Class III finishes March on a strong note

 Resize text         Printer-friendly version of this article Printer-friendly version of this article

Editor’s note: This market commentary is provided by the Dairy Division at FCStone/Downes-O'Neill in Chicago, Ill.

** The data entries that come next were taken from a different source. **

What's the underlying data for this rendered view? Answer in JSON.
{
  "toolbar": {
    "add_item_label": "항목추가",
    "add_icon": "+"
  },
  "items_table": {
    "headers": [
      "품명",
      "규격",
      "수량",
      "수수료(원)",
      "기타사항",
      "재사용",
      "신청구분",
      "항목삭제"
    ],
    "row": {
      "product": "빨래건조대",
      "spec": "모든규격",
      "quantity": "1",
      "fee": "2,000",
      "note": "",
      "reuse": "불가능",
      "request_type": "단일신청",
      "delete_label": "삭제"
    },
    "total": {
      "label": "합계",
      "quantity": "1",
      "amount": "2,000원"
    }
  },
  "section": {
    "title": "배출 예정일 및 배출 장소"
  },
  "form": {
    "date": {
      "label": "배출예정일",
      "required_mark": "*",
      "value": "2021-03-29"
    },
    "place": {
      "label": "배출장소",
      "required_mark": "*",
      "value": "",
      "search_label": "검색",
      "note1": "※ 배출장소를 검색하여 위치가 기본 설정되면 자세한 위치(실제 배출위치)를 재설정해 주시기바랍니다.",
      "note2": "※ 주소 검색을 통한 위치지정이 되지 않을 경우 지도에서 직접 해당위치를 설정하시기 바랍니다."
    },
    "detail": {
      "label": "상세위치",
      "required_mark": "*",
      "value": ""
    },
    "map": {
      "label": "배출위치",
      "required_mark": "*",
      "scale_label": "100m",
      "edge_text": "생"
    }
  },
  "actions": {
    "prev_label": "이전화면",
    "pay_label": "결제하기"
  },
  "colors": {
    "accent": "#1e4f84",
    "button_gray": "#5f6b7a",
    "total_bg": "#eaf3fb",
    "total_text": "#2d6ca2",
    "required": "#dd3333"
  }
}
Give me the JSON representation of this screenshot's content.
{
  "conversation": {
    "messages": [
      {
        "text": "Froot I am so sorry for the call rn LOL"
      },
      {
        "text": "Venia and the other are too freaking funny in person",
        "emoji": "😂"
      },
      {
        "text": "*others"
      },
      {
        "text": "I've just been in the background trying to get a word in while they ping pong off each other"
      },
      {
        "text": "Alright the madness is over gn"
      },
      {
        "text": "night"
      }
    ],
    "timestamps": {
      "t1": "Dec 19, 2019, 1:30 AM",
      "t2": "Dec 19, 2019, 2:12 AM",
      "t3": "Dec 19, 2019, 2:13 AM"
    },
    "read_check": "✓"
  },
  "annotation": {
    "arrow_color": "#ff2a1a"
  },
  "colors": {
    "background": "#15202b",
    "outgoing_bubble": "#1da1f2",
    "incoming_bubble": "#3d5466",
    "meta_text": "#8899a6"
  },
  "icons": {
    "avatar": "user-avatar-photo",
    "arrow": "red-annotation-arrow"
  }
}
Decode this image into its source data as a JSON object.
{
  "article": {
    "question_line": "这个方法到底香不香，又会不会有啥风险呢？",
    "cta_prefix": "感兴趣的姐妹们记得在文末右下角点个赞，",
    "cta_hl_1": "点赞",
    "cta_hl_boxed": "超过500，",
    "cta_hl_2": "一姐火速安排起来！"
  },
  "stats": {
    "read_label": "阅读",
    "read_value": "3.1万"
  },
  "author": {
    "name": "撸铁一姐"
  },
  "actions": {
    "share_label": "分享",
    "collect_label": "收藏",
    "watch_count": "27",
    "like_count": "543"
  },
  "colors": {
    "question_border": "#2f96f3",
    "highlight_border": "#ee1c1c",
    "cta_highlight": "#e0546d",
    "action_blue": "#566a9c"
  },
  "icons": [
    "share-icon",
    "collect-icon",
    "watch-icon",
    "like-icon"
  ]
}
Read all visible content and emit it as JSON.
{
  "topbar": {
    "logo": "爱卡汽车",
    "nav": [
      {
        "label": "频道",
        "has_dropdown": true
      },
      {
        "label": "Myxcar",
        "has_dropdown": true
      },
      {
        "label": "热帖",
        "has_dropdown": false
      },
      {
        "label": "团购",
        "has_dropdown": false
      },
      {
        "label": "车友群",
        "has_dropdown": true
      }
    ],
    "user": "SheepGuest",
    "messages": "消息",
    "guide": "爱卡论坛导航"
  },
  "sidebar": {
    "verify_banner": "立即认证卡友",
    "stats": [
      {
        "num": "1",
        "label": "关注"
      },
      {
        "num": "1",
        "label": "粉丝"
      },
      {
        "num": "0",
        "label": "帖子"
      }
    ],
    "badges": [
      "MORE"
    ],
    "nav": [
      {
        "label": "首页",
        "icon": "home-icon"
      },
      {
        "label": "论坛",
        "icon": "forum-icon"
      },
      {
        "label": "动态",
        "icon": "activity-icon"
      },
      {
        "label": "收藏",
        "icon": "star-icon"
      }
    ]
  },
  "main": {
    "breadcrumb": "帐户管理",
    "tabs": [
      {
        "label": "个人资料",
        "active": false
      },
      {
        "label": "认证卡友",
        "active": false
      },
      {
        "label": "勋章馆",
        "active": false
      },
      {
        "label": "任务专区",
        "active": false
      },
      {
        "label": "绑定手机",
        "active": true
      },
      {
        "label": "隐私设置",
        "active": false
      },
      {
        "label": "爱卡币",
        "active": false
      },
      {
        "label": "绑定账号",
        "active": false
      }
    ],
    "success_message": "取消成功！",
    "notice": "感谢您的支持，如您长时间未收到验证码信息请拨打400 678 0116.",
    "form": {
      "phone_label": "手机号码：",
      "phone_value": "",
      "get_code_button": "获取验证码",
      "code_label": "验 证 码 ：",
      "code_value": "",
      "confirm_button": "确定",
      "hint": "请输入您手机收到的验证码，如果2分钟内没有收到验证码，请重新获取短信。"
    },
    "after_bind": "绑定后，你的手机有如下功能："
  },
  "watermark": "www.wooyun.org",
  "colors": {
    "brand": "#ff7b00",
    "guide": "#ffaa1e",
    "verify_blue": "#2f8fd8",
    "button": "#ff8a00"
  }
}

Class III prices surged higher, aided by the bullish grain reports released early Friday morning.  Contracts settled from unchanged to 39 cents higher on 1,584 total trades, with a majority of the volume and gains contained within the April to July months. Open interest, when excluding March’s come off the boards, was up only 33 contracts. And most of the Open Interest increases were in farther-out months, where prices were only 5 cents or less; thus, we don’t buy into the sustainability of increases. However, key areas of technical resistance -- or those price levels at which price advances should have slowed -- were breached with Friday’s price rally. This could be what is commonly referred to as a “head-fake,” but the jury is still out on that. Should we finish today higher, we would expect to see a larger shift in sentiment, which would fade the largely bearish posturing of the market today.

Cheese futures were able to post moderate gains, bolstered by the strength in the Class III market and the spot session, as contracts settled from unchanged to $0.032 higher in June. Twenty of the 22 two trades in the futures transpired in the April through August contracts, with the last two occurring in December. The second quarter pack leapt $0.0197 over Thursday’s close to settle at $1.5777, and $0.0264 from last Friday. The futures have been range bound of late, trading in a roughly six-cent range through much of March, possibly setting up for a breakout move with odds in favor of lower prices. The spot session was unable to produce any trades as both the blocks and barrels settled unchanged, but bid interest in each market revealed interested buyers stepping back into the markets. The barrels settled at $1.46 on three bids, while the blocks closed out at $1.49 on a single bid. The weekly NASS numbers posted gains for both the blocks and the barrels. The blocks gained 1.8 cents over last week to $1.5135, while the barrels jumped 4.84 cents to $1.5297. 

With the bullish grain report Friday morning, corn and the other grains pushed up hard on the open, and strengthened as the day went on. The most serious part of the report came with the sharply lower expected acreage for beans being planted, with corn support coming through on reports of old crop stocks being 150 million bushels lower than expected, with new crop looking bearish based on initial acreage assessments and longer growing season. Old crop corn finished limit up in May to $6.44 even, July finished up 39 ½ to $6.43 ¼.  The other months came in strong as well, with December finishing up 16 cents to $5.40 ¼ on 402,758 contracts traded in Friday’s session. Soybean futures were headed up and up hard on the morning report, and this pushed the beans up through 2012 and 2013.  May beans were up 47 ½ cents to $14.03 even, and July was up to $14.08 ¼. These prices were reflected in gains up to 53 ¼ cents in Nov ’12. 

The grains began Sunday evening led higher by old crop corn, and by morning beans had taken the lead again. Watch carefully today to see if the rally runs out of steam, and, if so, at what price point we begin to fade.

We look for corn to open 2 to 8 cents higher and for beans to open 9 to 11 higher. 

Daily CME spot market prices:

Block cheese $1.49 (unchanged)

Barrel cheese $1.46 (unchanged)

Butter:  $1.4625 (down 1.5 cent)  

Grade A NFDM: $1.2675 (unchanged)

These data and comments are provided for information purposes only and are not intended to be used for specific trading strategies. Commodity trading is risky and FCStone Group, Inc., International Assets Holding Corporation, and their affiliates assume no liability for the use of any information contained herein. Although all information is believed to be reliable, we cannot guarantee its accuracy and completeness. Past financial results are not necessarily indicative of future performance. Any examples given are strictly hypothetical and no representation is being made that any person will or is likely to achieve profits or losses similar to those examples. References to and discussions of exchange traded products are made solely on behalf of FCStone, LLC. References to and discussions of OTC products are made solely on behalf of INTL Hanley, LLC, and OTC products are only available to eligible counterparties.


Prev 1 2 Next All



Comments (0) Leave a comment 

Name
e-Mail (required)
Location

Comment:

characters left


AG10 Series Silage Defacers

Loosen silage while maintaining a smooth, compacted bunker space resulting in better feed and less waste. This unique tool pierces, ... Read More

View all Products in this segment

View All Buyers Guides

)
Feedback Form
Leads to Insight